The Walking Dead
Log in with Facebook
Forgot your password?
Don't have an account? Sign up here
and the Terms and Policies,
and to receive email from Rotten Tomatoes and Fandango.
Already have an account? Log in here
Please enter your email address and we will email you a new password.
We want to hear what you have to say but need to verify your account. Just leave us a message here and we will work on getting you verified.
Please reference “Error Code 2121” when contacting customer service.
No consensus yet.
There are no critic reviews yet for Capitães de Abril (Captains of April). Keep checking Rotten Tomatoes for updates!
"Capitaes de Abril" is an evocative, yet dramatically uneven, reconstruction of the Carnation Revolution which ended decades of dictatorship in Portugal in 1974. Sadly, its soap opera elements take center stage in its attempt at a more personal story, instead of allowing the events to be at least partially told from the onlookers' perspectives. In contast, there are a couple of great shots which push the movie more in a seriocomic direction.

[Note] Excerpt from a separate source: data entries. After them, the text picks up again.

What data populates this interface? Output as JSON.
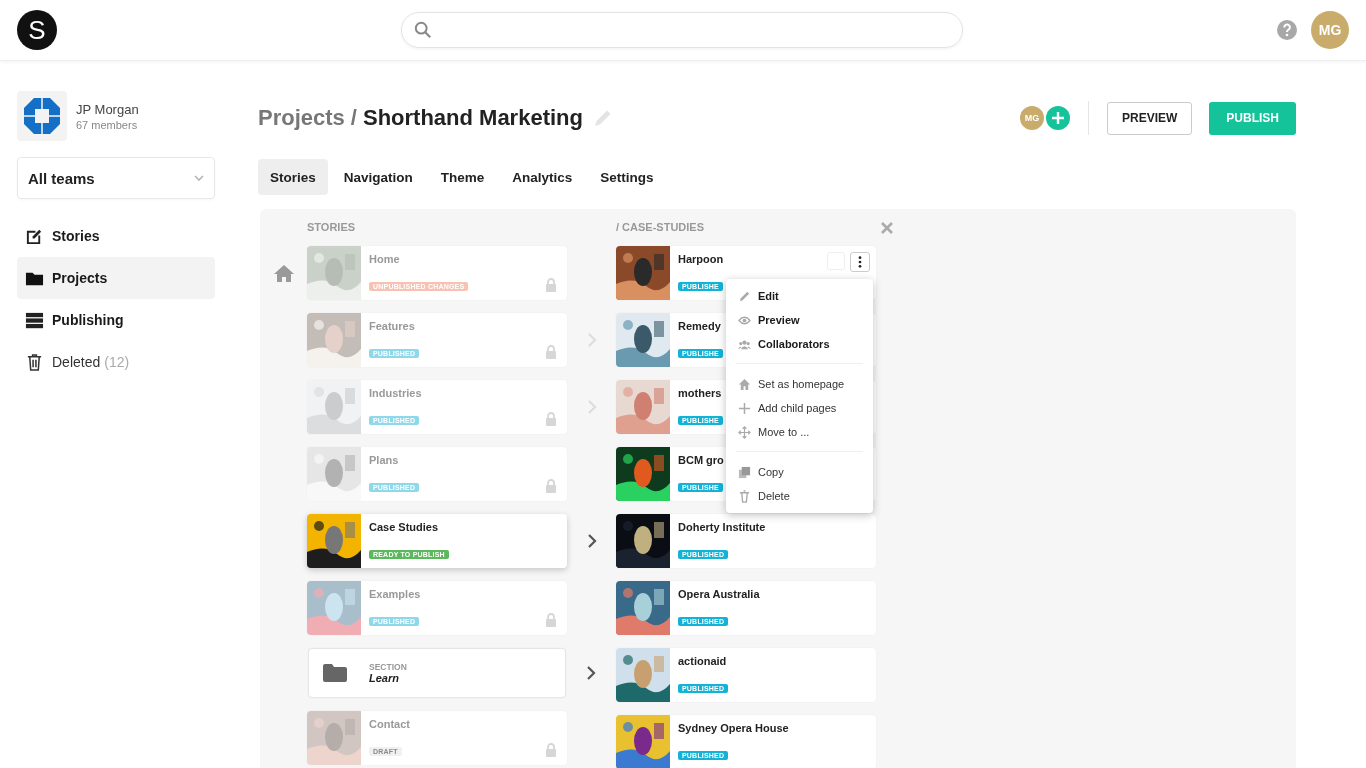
{
  "topbar": {
    "logo": "S",
    "avatar": "MG"
  },
  "sidebar": {
    "org": {
      "name": "JP Morgan",
      "members": "67 members"
    },
    "team_select": "All teams",
    "items": [
      {
        "label": "Stories",
        "selected": false,
        "bold": true
      },
      {
        "label": "Projects",
        "selected": true,
        "bold": true
      },
      {
        "label": "Publishing",
        "selected": false,
        "bold": true
      },
      {
        "label": "Deleted",
        "count": "(12)",
        "selected": false,
        "bold": false
      }
    ]
  },
  "header": {
    "breadcrumb_parent": "Projects",
    "separator": "/",
    "title": "Shorthand Marketing",
    "collaborator": "MG",
    "preview_button": "PREVIEW",
    "publish_button": "PUBLISH"
  },
  "tabs": [
    {
      "label": "Stories",
      "selected": true
    },
    {
      "label": "Navigation",
      "selected": false
    },
    {
      "label": "Theme",
      "selected": false
    },
    {
      "label": "Analytics",
      "selected": false
    },
    {
      "label": "Settings",
      "selected": false
    }
  ],
  "stories": {
    "heading": "STORIES",
    "items": [
      {
        "kind": "story",
        "title": "Home",
        "status": "UNPUBLISHED CHANGES",
        "color": "#f7c2b4",
        "homepage": true,
        "locked": true,
        "selected": false,
        "has_children": false
      },
      {
        "kind": "story",
        "title": "Features",
        "status": "PUBLISHED",
        "color": "#8fd8ea",
        "homepage": false,
        "locked": true,
        "selected": false,
        "has_children": true
      },
      {
        "kind": "story",
        "title": "Industries",
        "status": "PUBLISHED",
        "color": "#8fd8ea",
        "homepage": false,
        "locked": true,
        "selected": false,
        "has_children": true
      },
      {
        "kind": "story",
        "title": "Plans",
        "status": "PUBLISHED",
        "color": "#8fd8ea",
        "homepage": false,
        "locked": true,
        "selected": false,
        "has_children": false
      },
      {
        "kind": "story",
        "title": "Case Studies",
        "status": "READY TO PUBLISH",
        "color": "#5cb85c",
        "homepage": false,
        "locked": false,
        "selected": true,
        "has_children": true
      },
      {
        "kind": "story",
        "title": "Examples",
        "status": "PUBLISHED",
        "color": "#8fd8ea",
        "homepage": false,
        "locked": true,
        "selected": false,
        "has_children": false
      },
      {
        "kind": "section",
        "label": "SECTION",
        "title": "Learn",
        "homepage": false,
        "locked": false,
        "selected": false,
        "has_children": true
      },
      {
        "kind": "story",
        "title": "Contact",
        "status": "DRAFT",
        "color": "#f0f0f0",
        "homepage": false,
        "locked": true,
        "selected": false,
        "has_children": false
      }
    ]
  },
  "children": {
    "heading": "/ CASE-STUDIES",
    "items": [
      {
        "title": "Harpoon",
        "status": "PUBLISHE",
        "color": "#12b3d6",
        "actions": true
      },
      {
        "title": "Remedy",
        "status": "PUBLISHE",
        "color": "#12b3d6",
        "actions": false
      },
      {
        "title": "mothers",
        "status": "PUBLISHE",
        "color": "#12b3d6",
        "actions": false
      },
      {
        "title": "BCM gro",
        "status": "PUBLISHE",
        "color": "#12b3d6",
        "actions": false
      },
      {
        "title": "Doherty Institute",
        "status": "PUBLISHED",
        "color": "#12b3d6",
        "actions": false
      },
      {
        "title": "Opera Australia",
        "status": "PUBLISHED",
        "color": "#12b3d6",
        "actions": false
      },
      {
        "title": "actionaid",
        "status": "PUBLISHED",
        "color": "#12b3d6",
        "actions": false
      },
      {
        "title": "Sydney Opera House",
        "status": "PUBLISHED",
        "color": "#12b3d6",
        "actions": false
      }
    ]
  },
  "context_menu": {
    "groups": [
      [
        {
          "label": "Edit",
          "bold": true
        },
        {
          "label": "Preview",
          "bold": true
        },
        {
          "label": "Collaborators",
          "bold": true
        }
      ],
      [
        {
          "label": "Set as homepage",
          "bold": false
        },
        {
          "label": "Add child pages",
          "bold": false
        },
        {
          "label": "Move to ...",
          "bold": false
        }
      ],
      [
        {
          "label": "Copy",
          "bold": false
        },
        {
          "label": "Delete",
          "bold": false
        }
      ]
    ]
  }
}
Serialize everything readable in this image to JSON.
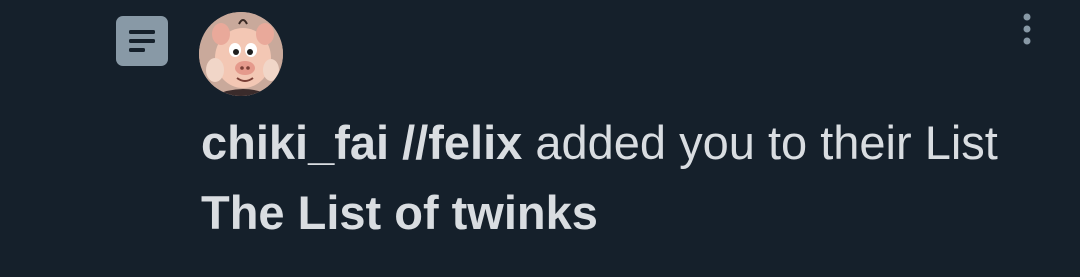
{
  "notification": {
    "icons": {
      "type_icon": "list-icon",
      "avatar": "pig-cartoon-avatar",
      "menu": "more-vertical-icon"
    },
    "actor_name": "chiki_fai //felix",
    "action_text": " added you to their List ",
    "list_name": "The List of twinks"
  },
  "colors": {
    "background": "#15202B",
    "text": "#D9DDE1",
    "icon_gray": "#8899A6"
  }
}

"Capitaes de Abril" starts on April 24, 1974 with a tearful goodbye at a train station in Lisbon, as a soldier's girlfriend begs him to take the train with her to Paris instead of reporting for duty, due to the fact that he might be sent to Angola at any time. This sets the stage for everything that follows in the movie. The Armed Forces Movement, led by Captain Maia(Stefano Accorsi) and other junior officers, sets a coup in motion in order to give the people self-determination in who leads them which is more than the lip service that the colonial officers pay their subjects. Unlike their superiors, these are the officers who do the actual fighting. They are not afraid of dying, they just want the killing to stop, long after it should have. In the process, they trust the citizens greeting them in the streets to make the right call, as they gain their voices.(Hopefully, the paucity of films from Portugal that I have seen is not a sign for pessimism...) In retrospect, it could have turned out much worse than it did(and there is a scene right at the end that displays how frightening), as one commentator references the tragic events in Chile from the year before. That's not discounting the East Timor massacres which are definitely the blame of Suharto and Kissinger.
There are no approved quotes yet for this movie.